══ DATASET CONTENT
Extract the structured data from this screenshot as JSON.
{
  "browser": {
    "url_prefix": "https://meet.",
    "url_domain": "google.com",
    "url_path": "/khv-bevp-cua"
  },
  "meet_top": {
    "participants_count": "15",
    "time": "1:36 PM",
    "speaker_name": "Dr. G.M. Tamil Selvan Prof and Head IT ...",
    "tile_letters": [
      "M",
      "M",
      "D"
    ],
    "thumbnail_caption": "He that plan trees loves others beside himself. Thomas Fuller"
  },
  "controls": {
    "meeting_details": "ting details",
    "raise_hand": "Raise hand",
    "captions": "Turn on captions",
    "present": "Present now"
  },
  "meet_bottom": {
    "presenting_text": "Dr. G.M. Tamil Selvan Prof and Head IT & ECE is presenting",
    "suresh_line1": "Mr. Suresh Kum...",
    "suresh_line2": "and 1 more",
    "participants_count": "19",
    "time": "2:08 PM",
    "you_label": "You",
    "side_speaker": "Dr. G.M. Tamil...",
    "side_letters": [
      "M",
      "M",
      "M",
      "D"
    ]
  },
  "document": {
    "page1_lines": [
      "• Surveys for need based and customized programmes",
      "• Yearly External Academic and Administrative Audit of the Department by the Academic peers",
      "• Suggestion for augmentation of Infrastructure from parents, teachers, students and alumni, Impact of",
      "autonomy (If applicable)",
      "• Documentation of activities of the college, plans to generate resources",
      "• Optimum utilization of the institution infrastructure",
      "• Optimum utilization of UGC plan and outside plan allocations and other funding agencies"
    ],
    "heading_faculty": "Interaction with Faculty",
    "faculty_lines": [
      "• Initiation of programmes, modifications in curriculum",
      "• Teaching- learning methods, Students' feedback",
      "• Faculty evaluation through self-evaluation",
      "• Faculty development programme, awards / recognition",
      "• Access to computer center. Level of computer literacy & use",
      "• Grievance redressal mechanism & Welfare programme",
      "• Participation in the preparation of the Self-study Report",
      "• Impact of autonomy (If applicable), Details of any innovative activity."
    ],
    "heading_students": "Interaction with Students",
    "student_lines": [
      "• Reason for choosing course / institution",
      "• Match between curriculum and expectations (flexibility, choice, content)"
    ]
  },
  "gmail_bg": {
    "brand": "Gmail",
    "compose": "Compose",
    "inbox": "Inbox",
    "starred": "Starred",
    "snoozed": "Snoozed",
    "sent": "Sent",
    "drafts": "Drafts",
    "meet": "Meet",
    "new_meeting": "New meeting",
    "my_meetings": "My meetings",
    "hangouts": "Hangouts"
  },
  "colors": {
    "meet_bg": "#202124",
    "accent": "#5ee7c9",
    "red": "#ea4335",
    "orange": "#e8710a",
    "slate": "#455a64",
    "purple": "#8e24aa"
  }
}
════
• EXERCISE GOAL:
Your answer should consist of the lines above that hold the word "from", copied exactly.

• RESPONSE BOX:
Extract the structured data from this screenshot as JSON.
      "• Suggestion for augmentation of Infrastructure from parents, teachers, students and alumni, Impact of",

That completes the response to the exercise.